__EXERCISE BRIEF__. Nothing but the records beneath, reproduced exactly, should appear in the answer.

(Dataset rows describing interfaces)
----------
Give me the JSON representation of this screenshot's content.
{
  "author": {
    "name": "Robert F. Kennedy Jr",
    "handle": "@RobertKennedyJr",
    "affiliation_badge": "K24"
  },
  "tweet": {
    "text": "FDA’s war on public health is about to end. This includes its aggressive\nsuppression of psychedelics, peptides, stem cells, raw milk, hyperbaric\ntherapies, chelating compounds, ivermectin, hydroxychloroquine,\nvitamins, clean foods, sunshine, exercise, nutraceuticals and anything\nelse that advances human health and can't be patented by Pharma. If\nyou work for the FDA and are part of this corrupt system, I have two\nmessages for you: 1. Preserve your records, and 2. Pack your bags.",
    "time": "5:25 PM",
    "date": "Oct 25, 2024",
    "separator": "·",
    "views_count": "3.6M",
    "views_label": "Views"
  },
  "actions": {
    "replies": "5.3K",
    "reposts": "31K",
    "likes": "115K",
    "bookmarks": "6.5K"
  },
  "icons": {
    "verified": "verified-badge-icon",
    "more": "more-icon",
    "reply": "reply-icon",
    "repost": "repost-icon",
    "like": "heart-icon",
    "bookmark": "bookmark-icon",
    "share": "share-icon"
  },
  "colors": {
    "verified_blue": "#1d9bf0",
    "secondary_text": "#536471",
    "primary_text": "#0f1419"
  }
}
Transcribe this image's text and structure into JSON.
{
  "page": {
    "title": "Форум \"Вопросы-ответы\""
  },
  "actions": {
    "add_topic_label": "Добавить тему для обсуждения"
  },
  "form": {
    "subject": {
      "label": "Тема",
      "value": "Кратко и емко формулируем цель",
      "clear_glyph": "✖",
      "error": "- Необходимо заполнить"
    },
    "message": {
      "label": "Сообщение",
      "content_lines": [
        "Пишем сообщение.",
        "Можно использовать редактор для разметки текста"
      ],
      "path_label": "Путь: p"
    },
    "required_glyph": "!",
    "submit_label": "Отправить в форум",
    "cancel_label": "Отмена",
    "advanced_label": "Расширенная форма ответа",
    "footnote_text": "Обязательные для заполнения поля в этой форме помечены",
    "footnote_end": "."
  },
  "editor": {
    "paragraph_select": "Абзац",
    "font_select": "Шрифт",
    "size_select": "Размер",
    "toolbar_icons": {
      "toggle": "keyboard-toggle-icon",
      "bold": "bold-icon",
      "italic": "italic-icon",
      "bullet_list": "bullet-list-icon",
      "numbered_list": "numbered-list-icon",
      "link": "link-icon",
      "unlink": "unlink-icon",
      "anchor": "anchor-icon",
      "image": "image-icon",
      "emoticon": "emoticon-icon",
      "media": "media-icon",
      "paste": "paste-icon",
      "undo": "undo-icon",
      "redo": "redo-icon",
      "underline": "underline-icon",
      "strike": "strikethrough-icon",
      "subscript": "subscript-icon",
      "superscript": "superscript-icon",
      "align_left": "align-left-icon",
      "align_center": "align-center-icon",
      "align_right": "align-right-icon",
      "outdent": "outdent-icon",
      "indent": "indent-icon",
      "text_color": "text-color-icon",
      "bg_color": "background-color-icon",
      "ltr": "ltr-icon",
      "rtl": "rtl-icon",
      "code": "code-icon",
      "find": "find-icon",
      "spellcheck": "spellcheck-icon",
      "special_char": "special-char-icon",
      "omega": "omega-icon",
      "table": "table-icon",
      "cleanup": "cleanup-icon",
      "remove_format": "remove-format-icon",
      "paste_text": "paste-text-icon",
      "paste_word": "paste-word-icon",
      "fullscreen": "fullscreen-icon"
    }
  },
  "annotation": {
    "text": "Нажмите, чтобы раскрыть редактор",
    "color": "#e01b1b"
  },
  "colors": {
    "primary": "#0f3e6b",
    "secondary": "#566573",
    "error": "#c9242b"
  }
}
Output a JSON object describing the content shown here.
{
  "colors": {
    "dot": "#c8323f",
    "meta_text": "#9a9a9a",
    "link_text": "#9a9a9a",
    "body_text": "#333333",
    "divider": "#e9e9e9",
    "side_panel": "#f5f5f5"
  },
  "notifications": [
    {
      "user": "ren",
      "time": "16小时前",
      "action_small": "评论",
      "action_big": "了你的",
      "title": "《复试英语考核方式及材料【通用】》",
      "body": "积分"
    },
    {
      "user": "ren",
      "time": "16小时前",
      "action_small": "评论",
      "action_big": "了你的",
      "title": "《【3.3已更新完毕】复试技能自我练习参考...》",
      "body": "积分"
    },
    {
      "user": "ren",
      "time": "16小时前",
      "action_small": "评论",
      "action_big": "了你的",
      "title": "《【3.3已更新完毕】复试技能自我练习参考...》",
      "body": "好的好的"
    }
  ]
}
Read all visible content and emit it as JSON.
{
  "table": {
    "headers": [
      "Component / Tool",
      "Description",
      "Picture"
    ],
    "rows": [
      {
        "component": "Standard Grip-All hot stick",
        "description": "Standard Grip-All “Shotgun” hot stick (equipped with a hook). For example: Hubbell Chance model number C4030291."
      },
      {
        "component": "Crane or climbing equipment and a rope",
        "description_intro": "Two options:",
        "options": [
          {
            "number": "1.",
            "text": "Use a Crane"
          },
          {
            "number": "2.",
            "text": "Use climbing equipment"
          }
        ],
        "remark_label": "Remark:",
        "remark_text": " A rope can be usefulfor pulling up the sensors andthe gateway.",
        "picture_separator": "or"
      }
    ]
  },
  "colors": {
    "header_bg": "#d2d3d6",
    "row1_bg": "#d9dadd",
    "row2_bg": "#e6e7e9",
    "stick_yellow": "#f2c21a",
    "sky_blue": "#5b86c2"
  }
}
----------
__ANSWER AREA__.
Give me the JSON representation of this screenshot's content.
{
  "author": {
    "name": "Robert F. Kennedy Jr",
    "handle": "@RobertKennedyJr",
    "affiliation_badge": "K24"
  },
  "tweet": {
    "text": "FDA’s war on public health is about to end. This includes its aggressive\nsuppression of psychedelics, peptides, stem cells, raw milk, hyperbaric\ntherapies, chelating compounds, ivermectin, hydroxychloroquine,\nvitamins, clean foods, sunshine, exercise, nutraceuticals and anything\nelse that advances human health and can't be patented by Pharma. If\nyou work for the FDA and are part of this corrupt system, I have two\nmessages for you: 1. Preserve your records, and 2. Pack your bags.",
    "time": "5:25 PM",
    "date": "Oct 25, 2024",
    "separator": "·",
    "views_count": "3.6M",
    "views_label": "Views"
  },
  "actions": {
    "replies": "5.3K",
    "reposts": "31K",
    "likes": "115K",
    "bookmarks": "6.5K"
  },
  "icons": {
    "verified": "verified-badge-icon",
    "more": "more-icon",
    "reply": "reply-icon",
    "repost": "repost-icon",
    "like": "heart-icon",
    "bookmark": "bookmark-icon",
    "share": "share-icon"
  },
  "colors": {
    "verified_blue": "#1d9bf0",
    "secondary_text": "#536471",
    "primary_text": "#0f1419"
  }
}
Transcribe this image's text and structure into JSON.
{
  "page": {
    "title": "Форум \"Вопросы-ответы\""
  },
  "actions": {
    "add_topic_label": "Добавить тему для обсуждения"
  },
  "form": {
    "subject": {
      "label": "Тема",
      "value": "Кратко и емко формулируем цель",
      "clear_glyph": "✖",
      "error": "- Необходимо заполнить"
    },
    "message": {
      "label": "Сообщение",
      "content_lines": [
        "Пишем сообщение.",
        "Можно использовать редактор для разметки текста"
      ],
      "path_label": "Путь: p"
    },
    "required_glyph": "!",
    "submit_label": "Отправить в форум",
    "cancel_label": "Отмена",
    "advanced_label": "Расширенная форма ответа",
    "footnote_text": "Обязательные для заполнения поля в этой форме помечены",
    "footnote_end": "."
  },
  "editor": {
    "paragraph_select": "Абзац",
    "font_select": "Шрифт",
    "size_select": "Размер",
    "toolbar_icons": {
      "toggle": "keyboard-toggle-icon",
      "bold": "bold-icon",
      "italic": "italic-icon",
      "bullet_list": "bullet-list-icon",
      "numbered_list": "numbered-list-icon",
      "link": "link-icon",
      "unlink": "unlink-icon",
      "anchor": "anchor-icon",
      "image": "image-icon",
      "emoticon": "emoticon-icon",
      "media": "media-icon",
      "paste": "paste-icon",
      "undo": "undo-icon",
      "redo": "redo-icon",
      "underline": "underline-icon",
      "strike": "strikethrough-icon",
      "subscript": "subscript-icon",
      "superscript": "superscript-icon",
      "align_left": "align-left-icon",
      "align_center": "align-center-icon",
      "align_right": "align-right-icon",
      "outdent": "outdent-icon",
      "indent": "indent-icon",
      "text_color": "text-color-icon",
      "bg_color": "background-color-icon",
      "ltr": "ltr-icon",
      "rtl": "rtl-icon",
      "code": "code-icon",
      "find": "find-icon",
      "spellcheck": "spellcheck-icon",
      "special_char": "special-char-icon",
      "omega": "omega-icon",
      "table": "table-icon",
      "cleanup": "cleanup-icon",
      "remove_format": "remove-format-icon",
      "paste_text": "paste-text-icon",
      "paste_word": "paste-word-icon",
      "fullscreen": "fullscreen-icon"
    }
  },
  "annotation": {
    "text": "Нажмите, чтобы раскрыть редактор",
    "color": "#e01b1b"
  },
  "colors": {
    "primary": "#0f3e6b",
    "secondary": "#566573",
    "error": "#c9242b"
  }
}
Output a JSON object describing the content shown here.
{
  "colors": {
    "dot": "#c8323f",
    "meta_text": "#9a9a9a",
    "link_text": "#9a9a9a",
    "body_text": "#333333",
    "divider": "#e9e9e9",
    "side_panel": "#f5f5f5"
  },
  "notifications": [
    {
      "user": "ren",
      "time": "16小时前",
      "action_small": "评论",
      "action_big": "了你的",
      "title": "《复试英语考核方式及材料【通用】》",
      "body": "积分"
    },
    {
      "user": "ren",
      "time": "16小时前",
      "action_small": "评论",
      "action_big": "了你的",
      "title": "《【3.3已更新完毕】复试技能自我练习参考...》",
      "body": "积分"
    },
    {
      "user": "ren",
      "time": "16小时前",
      "action_small": "评论",
      "action_big": "了你的",
      "title": "《【3.3已更新完毕】复试技能自我练习参考...》",
      "body": "好的好的"
    }
  ]
}
Read all visible content and emit it as JSON.
{
  "table": {
    "headers": [
      "Component / Tool",
      "Description",
      "Picture"
    ],
    "rows": [
      {
        "component": "Standard Grip-All hot stick",
        "description": "Standard Grip-All “Shotgun” hot stick (equipped with a hook). For example: Hubbell Chance model number C4030291."
      },
      {
        "component": "Crane or climbing equipment and a rope",
        "description_intro": "Two options:",
        "options": [
          {
            "number": "1.",
            "text": "Use a Crane"
          },
          {
            "number": "2.",
            "text": "Use climbing equipment"
          }
        ],
        "remark_label": "Remark:",
        "remark_text": " A rope can be usefulfor pulling up the sensors andthe gateway.",
        "picture_separator": "or"
      }
    ]
  },
  "colors": {
    "header_bg": "#d2d3d6",
    "row1_bg": "#d9dadd",
    "row2_bg": "#e6e7e9",
    "stick_yellow": "#f2c21a",
    "sky_blue": "#5b86c2"
  }
}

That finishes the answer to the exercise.